The service team RDM@KIT is a member of international research data networks. The network includes both, external partner institutions as well as cooperative structures.

The AK FDM (German only)  is a group of research data officers from the nine university libraries and computer centres in Baden-Württemberg. The members regularly discuss general RDM trends and developments at their institutions. Possible topics include concrete implementation, best practice examples or potential implementation problems.


The KIT library is responsible for the operation of re3data, a service of DataCite, and is actively involved in the further development of the working group at DataCite. In addition, KIT uses the services offered by DataCite for the assignement of  DOIs.  These are not only assigned to publications but also for the permanent referencing of research data.
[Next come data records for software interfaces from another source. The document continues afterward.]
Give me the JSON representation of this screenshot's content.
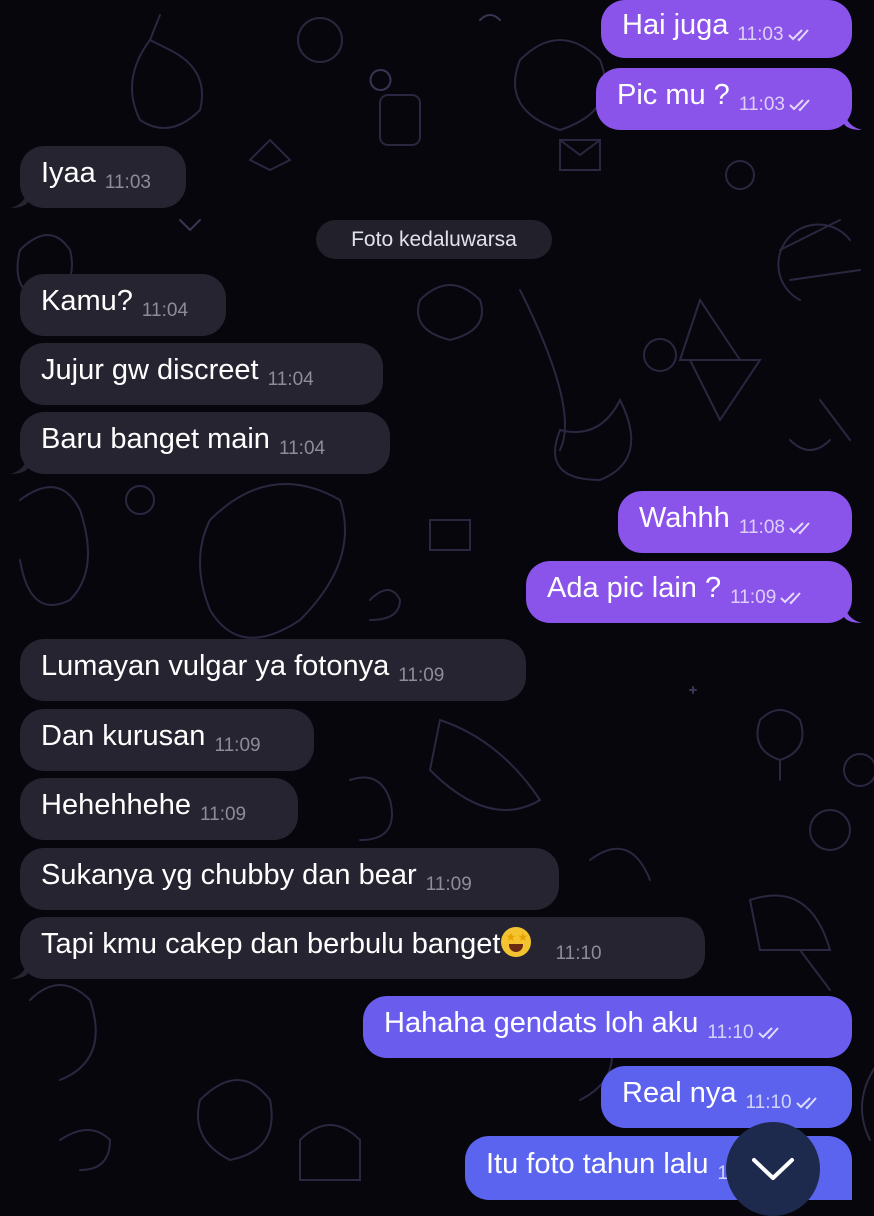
{
  "colors": {
    "background": "#07060c",
    "incoming_bubble": "#252430",
    "outgoing_bubble": "#8a53ea",
    "outgoing_bubble_bottom": "#5a64ee",
    "scroll_button": "#1d2a4d"
  },
  "service_message": "Foto kedaluwarsa",
  "messages": [
    {
      "direction": "out",
      "text": "Hai juga",
      "time": "11:03",
      "status": "read"
    },
    {
      "direction": "out",
      "text": "Pic mu ?",
      "time": "11:03",
      "status": "read"
    },
    {
      "direction": "in",
      "text": "Iyaa",
      "time": "11:03"
    },
    {
      "direction": "in",
      "text": "Kamu?",
      "time": "11:04"
    },
    {
      "direction": "in",
      "text": "Jujur gw discreet",
      "time": "11:04"
    },
    {
      "direction": "in",
      "text": "Baru banget main",
      "time": "11:04"
    },
    {
      "direction": "out",
      "text": "Wahhh",
      "time": "11:08",
      "status": "read"
    },
    {
      "direction": "out",
      "text": "Ada pic lain ?",
      "time": "11:09",
      "status": "read"
    },
    {
      "direction": "in",
      "text": "Lumayan vulgar ya fotonya",
      "time": "11:09"
    },
    {
      "direction": "in",
      "text": "Dan kurusan",
      "time": "11:09"
    },
    {
      "direction": "in",
      "text": "Hehehhehe",
      "time": "11:09"
    },
    {
      "direction": "in",
      "text": "Sukanya yg chubby dan bear",
      "time": "11:09"
    },
    {
      "direction": "in",
      "text": "Tapi kmu cakep dan berbulu banget",
      "emoji": "star-struck-emoji",
      "time": "11:10"
    },
    {
      "direction": "out",
      "text": "Hahaha gendats loh aku",
      "time": "11:10",
      "status": "read"
    },
    {
      "direction": "out",
      "text": "Real nya",
      "time": "11:10",
      "status": "read"
    },
    {
      "direction": "out",
      "text": "Itu foto tahun lalu",
      "time": "11:10",
      "status": "read"
    }
  ],
  "scroll_button_icon": "chevron-down-icon"
}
Founded in 2014, the joint research data working group (German only) of DINI e.V. and nestor aims to support the interdisciplinary and cross-institutional exchange of experience and the coordination of activities related to research data and research data management in German-speaking area. The aim is to collect and disseminate the knowledge of experienced disciplines and institutions in research data management in order to support especially so called small sciences and smaller infrastructure facilities. The working group cooperates locally, nationally and internationally as well as discipline-specific and interdisciplinary with other initiatives to advance research data management in Germany in a coordinated manner.


FIZ Karlsruhe and members of the service team regularly exchange experiences on the development and operation of research data infrastructures, especially in legal matters. 


The information portal provides an introduction and overview of the various areas of research data management and is aimed directly at scientists. The website was developed in cooperation with the University of Heidelberg, the University of Constance, the University of Tübingen and the University of Hohenheim as part of the project bwFDM-Info.


The wiki (German only) offers information about the handling of digital research data. It is aimed primarily at operators of infrastructures and service providers related to research data management. Active cooperation, e.g. in the form of new articles, additions and changes, is very welcome!


In 2004, the General Assembly of the Helmholtz-Association passed a resolution regarding the implementation  of the "Berlin Declaration" in the Helmholtz Association.
It says:
"Publications from the Helmholtz Asscociation shall infuture, without exception, be available free of charge, as far as no conflicting agreement with publishers or others exists."
This decision forms the basis of the Helmholtz Association's open science activities. An Open Access Policy ensures that publications produced in publicly funded projects are made freely accessible to the public via the internet. Since 2005, the Helmholtz Open Science Coordination Office supports scientists and their respecitve Helmholtz centers in the implementation of open science. The Coordination Office is managed by the Helmholtz Association's Open Science Working Group.
The Coordination Office has now extended its Open Science activities to include research data, for example in the Task Group Research Software.


The aim of the national research data infrastructure (NFDI) is to systematically manage scientific and research data, provide long-term data storage, backup and accessibility, and network the data both nationally and internationally. The NFDI will bring multiple stakeholders together in a coordinated network of consortia tasked with providing science-driven data services to research communities.
Currently, KIT is involved in nine of the funded NFDI consortia


The Research Data Alliance (RDA) is a community-driven organisation whose mission is to develop the social and technical data infrastructure needed to drive innovation surrounding data sharing and data interoperability.  Established in 2013, RDA supports more than 7,500 international members representing 137 countries and has generated 30 recommendations (four of which are recognized as European ICT technical specifications) with over 75 documented adoption cases (Nov 2018).
The goal of RDA is to enable the sharing of research data without barriers. The RDA Working and Interest Groups consist of worldwide experts from academia, private sector, and government. Participation in RDA is open to anyone who agrees to its guiding principles of openness, consensus, balance, and harmonisation, with a community driven and non-profit approach.


TU9 is the alliance of leading Universities of Technology in Germany. All of the TU9 universities have a long tradition to look back on and enjoy an excellent reputation among universities at home and abroad. Founded in the age of industrialisation, they have played a significant part in the development of engineering and natural sciences. Their scientific potential, range of courses and student numbers have grown continuously over a period of almost 200 years. This common ground forms the basis of their cooperation in the university association TU9.
Training materials can be found here